I am Troy Davis

A man was murdered this week. A man was murdered at the hands those who purport that they pursue justice. This week was the culmination of a whole system of inequity that claimed the life of an innocent man. And this murder was not the first and is unlikely to be the last of its kind.

Troy Davis was lynched.

Let’s not mince words here, Troy Davis was killed because he was black. He was killed because of the racism endemic to the Prison-Industrial Complex. He was killed because of a system that keeps people oppressed and creates slave labor. He was killed because we operate under a system of legalized murder.

There was no weapon found, no DNA that matched his and 7 out of the 9 witnesses recanted their statements. It all pointed to, if not innocence, than enough doubt that capital punishment should have been out of the question. But did Georgia give him clemency? No. Would he have gotten clemency if he had been white? My intuition says yes. Troy Davis’s case exemplifies perfectly the horrific nature of the Prison-Industrial Complex.

The Prison-Industrial Complex has a history of convicting and imprisoning more people of color, poor people, young people and queer/trans people than their straight/cisgender, more affluent, older and white counterparts. Moreover, people in prisons are oftentimes treated without respect and dignity. They are confined in tight spaces with very little freedom to move about. They are more often than not the last to get evacuated in natural disaster situations, if they are evacuated at all. People who can’t afford bail are trapped in jails even though they have not been convicted of anything. Trans people specifically are denied the clothing of their corresponding identity and are placed in cells with people of their birth assigned gender. They are also denied access to the hormones that they might want and are either address with incorrect pronouns or with epithets or both.

On top of that, there is often a very strong police presence in low-income communities and in communities of color and people who live in those communities are often suspected of wrong doing even when they aren’t doing anything. Not only that but the police have a history of using excessive force on people who aren’t older, white, straight and affluent. How many times do we hear about another police officer brutalizing a young person of color and not having to face any reprisals?
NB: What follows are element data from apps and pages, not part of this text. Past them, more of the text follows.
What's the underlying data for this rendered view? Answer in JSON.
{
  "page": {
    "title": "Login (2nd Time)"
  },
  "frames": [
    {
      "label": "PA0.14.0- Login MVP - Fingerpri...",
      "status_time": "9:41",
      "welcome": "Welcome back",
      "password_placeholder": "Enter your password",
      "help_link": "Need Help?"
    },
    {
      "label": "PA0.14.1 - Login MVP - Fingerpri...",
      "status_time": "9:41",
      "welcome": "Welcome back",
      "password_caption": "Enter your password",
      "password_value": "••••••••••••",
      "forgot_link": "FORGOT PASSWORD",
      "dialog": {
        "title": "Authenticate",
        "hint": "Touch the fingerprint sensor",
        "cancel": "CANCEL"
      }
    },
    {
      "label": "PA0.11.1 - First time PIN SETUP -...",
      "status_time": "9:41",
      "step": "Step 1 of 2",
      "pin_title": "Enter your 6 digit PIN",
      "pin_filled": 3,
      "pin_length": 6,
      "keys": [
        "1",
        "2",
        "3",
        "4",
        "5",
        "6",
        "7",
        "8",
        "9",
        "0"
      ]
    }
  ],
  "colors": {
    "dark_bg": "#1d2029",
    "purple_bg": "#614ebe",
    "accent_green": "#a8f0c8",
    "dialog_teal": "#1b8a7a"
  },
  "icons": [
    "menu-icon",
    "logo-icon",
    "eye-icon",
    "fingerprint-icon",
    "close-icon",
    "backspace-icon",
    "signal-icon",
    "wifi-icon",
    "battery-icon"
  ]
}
And a lot of this oppression is motivated by capitalism. It is motivated by a desire to make money. Not only because prisoners are forced to do slave labor, but also because prisons are being privatized. As this privatization occurs, more and more people are convicted to populate these prisons which then increases the company’s profit.

At the end of all of this violence is capital punishment. Capital punishment is the culmination of this great big hate machine. It is the final act of violence. The final act of a depraved and dehumanizing system.

Capital punishment is both morally repugnant and degrading to all people involved.

It does nothing but continue the cycle of violence that many people are born into. Moreover, it does little to prevent crime. This is because negative reinforcement is much less effective than positive reinforcement. And it doesn’t get much more negative than capital punishment. Capital punishment does nothing to “rehabilitate” the prisoner. It adds nothing to the fabric of society. It can only take away. It is expensive and ineffective.

Aside from all that, however, is the fact that killing is always wrong. Let me repeat that. Killing is always wrong. It doesn’t matter what the person in question did or what they will do, killing for any reason is wrong because that person is still a person. This is the fact that I want to drive home, people who commit crimes are still people with hopes and dreams and fears. They are still people who experience suffering and joy, love and hate. They are people who’s dignity must be respected. The minute we dehumanize someone is the minute we think that we can do as we like someone. We must always remember that humans never lose their humanity.

Moreover, capital punishment does not address the underlying issues why crime occurs. It does not treat the cause, it merely ineffectively treats the symptom.

If you want to reduce crime, reduce poverty.